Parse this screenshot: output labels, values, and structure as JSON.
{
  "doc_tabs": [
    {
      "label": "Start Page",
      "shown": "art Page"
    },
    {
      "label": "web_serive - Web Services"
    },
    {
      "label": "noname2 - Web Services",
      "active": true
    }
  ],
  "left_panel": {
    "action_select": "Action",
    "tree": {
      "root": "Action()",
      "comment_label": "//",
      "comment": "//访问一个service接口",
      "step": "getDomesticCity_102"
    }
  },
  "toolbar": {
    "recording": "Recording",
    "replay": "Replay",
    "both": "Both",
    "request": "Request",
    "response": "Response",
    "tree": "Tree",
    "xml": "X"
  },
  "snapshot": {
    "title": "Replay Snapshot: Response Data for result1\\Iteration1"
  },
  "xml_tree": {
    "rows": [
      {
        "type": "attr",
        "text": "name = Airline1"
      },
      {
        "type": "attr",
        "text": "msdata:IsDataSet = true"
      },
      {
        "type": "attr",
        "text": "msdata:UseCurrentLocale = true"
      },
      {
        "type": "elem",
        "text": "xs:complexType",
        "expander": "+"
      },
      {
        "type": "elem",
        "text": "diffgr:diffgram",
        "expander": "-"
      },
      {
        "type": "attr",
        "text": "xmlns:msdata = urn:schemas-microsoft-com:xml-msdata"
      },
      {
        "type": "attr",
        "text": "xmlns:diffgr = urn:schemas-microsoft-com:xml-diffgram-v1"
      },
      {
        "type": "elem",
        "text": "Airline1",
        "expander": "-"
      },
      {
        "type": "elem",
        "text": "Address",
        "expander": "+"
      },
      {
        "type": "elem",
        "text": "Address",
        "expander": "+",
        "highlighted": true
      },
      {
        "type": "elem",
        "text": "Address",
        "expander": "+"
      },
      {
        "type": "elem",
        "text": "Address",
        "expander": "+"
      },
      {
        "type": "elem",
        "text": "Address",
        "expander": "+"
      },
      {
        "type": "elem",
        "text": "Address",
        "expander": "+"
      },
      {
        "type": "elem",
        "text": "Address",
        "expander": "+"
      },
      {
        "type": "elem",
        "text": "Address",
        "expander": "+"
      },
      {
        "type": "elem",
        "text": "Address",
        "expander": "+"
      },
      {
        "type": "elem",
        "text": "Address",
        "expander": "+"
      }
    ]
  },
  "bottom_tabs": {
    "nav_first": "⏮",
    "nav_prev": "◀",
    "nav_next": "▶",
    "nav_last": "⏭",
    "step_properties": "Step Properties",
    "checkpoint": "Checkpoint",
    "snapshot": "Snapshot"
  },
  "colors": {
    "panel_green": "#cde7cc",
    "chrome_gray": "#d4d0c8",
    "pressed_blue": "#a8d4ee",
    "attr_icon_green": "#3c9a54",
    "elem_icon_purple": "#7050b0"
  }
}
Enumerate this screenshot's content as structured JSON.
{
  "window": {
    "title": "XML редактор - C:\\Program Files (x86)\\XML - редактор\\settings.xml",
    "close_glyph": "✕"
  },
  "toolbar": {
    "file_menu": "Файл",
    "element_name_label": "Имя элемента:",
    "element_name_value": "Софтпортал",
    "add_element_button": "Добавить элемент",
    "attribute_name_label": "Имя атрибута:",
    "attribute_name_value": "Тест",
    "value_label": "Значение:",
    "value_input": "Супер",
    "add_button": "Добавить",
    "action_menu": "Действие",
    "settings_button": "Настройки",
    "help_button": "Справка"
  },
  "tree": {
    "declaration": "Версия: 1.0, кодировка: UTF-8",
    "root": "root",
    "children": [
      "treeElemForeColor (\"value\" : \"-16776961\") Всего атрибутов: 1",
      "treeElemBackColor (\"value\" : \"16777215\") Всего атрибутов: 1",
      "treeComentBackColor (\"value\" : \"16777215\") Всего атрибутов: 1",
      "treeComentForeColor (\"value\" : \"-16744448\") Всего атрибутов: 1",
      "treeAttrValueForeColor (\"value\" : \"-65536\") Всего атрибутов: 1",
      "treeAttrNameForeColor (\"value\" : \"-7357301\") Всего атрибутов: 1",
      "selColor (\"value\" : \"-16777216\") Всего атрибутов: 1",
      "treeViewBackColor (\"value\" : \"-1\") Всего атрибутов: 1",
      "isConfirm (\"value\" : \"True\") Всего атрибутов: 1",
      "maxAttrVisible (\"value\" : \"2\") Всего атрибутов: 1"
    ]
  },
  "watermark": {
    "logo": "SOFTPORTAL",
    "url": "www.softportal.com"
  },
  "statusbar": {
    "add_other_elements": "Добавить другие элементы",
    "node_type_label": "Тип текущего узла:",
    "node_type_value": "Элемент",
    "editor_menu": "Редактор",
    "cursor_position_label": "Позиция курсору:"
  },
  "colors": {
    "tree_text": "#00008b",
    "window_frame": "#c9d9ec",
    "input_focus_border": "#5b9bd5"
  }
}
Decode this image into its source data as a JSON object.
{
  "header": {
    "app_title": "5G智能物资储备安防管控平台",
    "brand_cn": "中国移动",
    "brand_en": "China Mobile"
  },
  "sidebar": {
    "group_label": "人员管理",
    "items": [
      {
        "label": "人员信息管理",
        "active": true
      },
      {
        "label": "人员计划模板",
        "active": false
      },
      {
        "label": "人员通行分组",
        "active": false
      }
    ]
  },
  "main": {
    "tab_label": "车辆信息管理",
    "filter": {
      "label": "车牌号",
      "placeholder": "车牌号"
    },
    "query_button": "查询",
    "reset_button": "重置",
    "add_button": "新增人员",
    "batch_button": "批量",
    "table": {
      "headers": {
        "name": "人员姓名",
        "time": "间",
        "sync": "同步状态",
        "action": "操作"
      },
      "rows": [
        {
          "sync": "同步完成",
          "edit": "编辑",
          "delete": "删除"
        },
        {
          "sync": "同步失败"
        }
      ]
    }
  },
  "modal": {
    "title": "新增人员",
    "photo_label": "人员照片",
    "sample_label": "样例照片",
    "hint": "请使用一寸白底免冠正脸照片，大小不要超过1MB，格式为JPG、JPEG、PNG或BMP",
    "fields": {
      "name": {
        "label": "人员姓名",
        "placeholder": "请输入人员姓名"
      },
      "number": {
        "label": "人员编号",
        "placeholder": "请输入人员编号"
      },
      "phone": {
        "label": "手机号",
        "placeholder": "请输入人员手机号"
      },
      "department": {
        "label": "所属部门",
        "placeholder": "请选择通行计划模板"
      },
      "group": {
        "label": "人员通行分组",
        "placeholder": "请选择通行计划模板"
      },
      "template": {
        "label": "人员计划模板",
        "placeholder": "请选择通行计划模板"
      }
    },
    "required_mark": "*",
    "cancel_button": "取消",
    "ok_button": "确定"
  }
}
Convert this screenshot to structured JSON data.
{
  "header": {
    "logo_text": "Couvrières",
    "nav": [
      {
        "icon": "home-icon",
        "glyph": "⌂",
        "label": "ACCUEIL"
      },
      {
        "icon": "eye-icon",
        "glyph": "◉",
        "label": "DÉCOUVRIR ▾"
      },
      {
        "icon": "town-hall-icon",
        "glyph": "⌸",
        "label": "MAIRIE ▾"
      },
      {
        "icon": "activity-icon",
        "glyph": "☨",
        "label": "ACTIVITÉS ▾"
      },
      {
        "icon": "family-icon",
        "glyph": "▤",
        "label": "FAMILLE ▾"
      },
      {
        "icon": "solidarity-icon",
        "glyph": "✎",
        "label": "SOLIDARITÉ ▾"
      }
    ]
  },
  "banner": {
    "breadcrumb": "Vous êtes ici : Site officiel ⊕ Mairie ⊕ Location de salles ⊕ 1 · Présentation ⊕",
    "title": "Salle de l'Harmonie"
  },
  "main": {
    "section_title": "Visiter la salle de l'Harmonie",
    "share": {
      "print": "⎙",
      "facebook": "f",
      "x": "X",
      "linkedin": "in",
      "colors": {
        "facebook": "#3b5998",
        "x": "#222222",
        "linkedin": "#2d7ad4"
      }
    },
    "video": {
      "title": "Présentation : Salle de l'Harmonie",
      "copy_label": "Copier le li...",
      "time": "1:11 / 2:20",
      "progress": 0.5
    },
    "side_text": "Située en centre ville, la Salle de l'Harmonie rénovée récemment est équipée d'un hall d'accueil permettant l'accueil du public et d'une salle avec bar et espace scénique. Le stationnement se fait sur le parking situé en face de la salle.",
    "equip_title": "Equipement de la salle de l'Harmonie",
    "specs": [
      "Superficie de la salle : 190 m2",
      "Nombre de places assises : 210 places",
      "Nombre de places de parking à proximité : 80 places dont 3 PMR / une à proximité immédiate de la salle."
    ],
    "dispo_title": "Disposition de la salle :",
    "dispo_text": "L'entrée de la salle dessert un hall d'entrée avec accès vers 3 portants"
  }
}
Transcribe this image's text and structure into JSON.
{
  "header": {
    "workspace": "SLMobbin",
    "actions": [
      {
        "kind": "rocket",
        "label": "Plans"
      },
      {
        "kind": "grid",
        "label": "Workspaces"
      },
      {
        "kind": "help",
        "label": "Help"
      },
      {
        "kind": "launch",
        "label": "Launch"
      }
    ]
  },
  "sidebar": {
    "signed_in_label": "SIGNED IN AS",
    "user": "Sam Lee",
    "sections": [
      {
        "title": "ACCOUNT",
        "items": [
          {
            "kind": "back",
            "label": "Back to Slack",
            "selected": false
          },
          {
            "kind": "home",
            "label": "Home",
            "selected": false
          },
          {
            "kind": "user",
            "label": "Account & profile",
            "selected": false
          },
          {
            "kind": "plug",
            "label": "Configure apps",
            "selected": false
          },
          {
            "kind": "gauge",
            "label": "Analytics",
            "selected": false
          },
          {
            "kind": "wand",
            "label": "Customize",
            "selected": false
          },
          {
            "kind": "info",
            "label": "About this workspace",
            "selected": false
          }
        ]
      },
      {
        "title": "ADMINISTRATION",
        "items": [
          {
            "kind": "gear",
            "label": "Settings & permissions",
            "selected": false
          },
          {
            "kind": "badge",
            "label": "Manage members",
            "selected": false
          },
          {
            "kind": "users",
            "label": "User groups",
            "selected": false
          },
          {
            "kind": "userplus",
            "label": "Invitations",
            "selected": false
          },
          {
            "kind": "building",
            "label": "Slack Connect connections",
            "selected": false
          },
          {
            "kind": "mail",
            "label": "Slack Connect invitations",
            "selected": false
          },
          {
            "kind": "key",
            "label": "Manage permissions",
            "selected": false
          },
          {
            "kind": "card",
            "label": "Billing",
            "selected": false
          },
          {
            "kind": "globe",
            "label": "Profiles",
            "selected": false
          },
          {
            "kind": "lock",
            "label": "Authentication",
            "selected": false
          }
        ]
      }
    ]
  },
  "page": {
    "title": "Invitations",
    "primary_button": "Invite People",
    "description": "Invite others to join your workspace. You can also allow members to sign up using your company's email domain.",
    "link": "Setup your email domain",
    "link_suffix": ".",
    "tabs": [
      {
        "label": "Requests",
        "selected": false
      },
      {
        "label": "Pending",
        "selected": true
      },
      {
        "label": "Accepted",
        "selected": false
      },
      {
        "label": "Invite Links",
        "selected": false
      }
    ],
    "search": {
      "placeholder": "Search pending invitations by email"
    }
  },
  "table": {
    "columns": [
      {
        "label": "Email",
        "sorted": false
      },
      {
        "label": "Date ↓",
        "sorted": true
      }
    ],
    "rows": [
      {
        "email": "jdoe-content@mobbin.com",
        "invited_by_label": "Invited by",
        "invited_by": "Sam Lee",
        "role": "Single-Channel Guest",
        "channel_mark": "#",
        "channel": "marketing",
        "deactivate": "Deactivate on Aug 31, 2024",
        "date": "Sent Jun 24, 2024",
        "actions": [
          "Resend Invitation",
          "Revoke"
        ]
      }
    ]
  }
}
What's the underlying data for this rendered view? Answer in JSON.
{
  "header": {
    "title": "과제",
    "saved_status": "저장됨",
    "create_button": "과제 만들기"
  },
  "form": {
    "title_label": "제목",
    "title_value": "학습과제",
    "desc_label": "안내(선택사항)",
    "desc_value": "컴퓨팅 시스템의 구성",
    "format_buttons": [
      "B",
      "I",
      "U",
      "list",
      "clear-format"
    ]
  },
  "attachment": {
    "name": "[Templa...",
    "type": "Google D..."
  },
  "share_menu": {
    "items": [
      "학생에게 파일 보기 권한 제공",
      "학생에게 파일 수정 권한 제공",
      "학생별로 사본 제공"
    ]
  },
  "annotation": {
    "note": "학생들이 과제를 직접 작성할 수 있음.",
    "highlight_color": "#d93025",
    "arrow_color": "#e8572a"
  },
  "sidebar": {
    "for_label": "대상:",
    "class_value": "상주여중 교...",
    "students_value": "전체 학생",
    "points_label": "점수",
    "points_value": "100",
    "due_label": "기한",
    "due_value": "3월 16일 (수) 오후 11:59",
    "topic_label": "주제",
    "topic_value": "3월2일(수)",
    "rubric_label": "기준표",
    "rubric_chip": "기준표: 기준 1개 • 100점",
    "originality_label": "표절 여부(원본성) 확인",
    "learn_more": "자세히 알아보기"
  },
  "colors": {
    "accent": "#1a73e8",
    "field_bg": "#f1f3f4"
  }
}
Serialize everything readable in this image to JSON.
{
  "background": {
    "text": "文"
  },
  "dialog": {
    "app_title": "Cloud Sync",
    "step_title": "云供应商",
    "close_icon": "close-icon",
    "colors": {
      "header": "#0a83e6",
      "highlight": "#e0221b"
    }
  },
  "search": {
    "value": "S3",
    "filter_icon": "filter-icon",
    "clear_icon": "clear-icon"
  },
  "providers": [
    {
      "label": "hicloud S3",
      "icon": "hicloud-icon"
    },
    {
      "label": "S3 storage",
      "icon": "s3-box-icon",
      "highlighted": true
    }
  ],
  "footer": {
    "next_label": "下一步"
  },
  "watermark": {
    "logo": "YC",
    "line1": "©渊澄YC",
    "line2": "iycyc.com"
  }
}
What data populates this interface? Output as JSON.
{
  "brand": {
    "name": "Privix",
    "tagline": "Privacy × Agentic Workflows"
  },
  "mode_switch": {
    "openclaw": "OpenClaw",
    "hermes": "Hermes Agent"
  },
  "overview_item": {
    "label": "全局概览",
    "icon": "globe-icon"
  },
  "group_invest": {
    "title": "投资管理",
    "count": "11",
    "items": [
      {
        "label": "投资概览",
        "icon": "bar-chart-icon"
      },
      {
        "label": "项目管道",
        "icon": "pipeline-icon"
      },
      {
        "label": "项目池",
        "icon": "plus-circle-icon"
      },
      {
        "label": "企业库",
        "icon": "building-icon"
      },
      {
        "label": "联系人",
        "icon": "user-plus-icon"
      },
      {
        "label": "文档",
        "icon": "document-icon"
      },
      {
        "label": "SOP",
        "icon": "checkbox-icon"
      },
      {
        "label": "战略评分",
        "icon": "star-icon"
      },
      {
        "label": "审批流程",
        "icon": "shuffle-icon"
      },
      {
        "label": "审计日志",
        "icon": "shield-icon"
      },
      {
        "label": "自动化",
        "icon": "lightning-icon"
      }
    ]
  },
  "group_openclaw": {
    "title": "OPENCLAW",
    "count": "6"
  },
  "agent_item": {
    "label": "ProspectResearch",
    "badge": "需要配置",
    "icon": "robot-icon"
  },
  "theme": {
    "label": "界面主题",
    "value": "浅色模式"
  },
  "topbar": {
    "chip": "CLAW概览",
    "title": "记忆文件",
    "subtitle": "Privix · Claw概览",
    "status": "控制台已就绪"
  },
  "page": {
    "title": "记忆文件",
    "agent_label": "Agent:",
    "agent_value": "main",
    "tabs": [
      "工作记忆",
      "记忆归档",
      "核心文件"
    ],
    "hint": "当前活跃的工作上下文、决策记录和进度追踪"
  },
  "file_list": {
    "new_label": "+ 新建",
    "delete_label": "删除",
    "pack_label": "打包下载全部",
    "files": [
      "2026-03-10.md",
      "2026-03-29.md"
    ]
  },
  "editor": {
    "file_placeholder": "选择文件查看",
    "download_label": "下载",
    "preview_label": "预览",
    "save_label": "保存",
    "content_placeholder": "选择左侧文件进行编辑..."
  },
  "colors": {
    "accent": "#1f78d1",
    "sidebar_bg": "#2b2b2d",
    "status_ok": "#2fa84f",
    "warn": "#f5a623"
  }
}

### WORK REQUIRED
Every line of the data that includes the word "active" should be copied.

### TASK SOLUTION
      "active": true
        "active": true
        "active": false
        "active": false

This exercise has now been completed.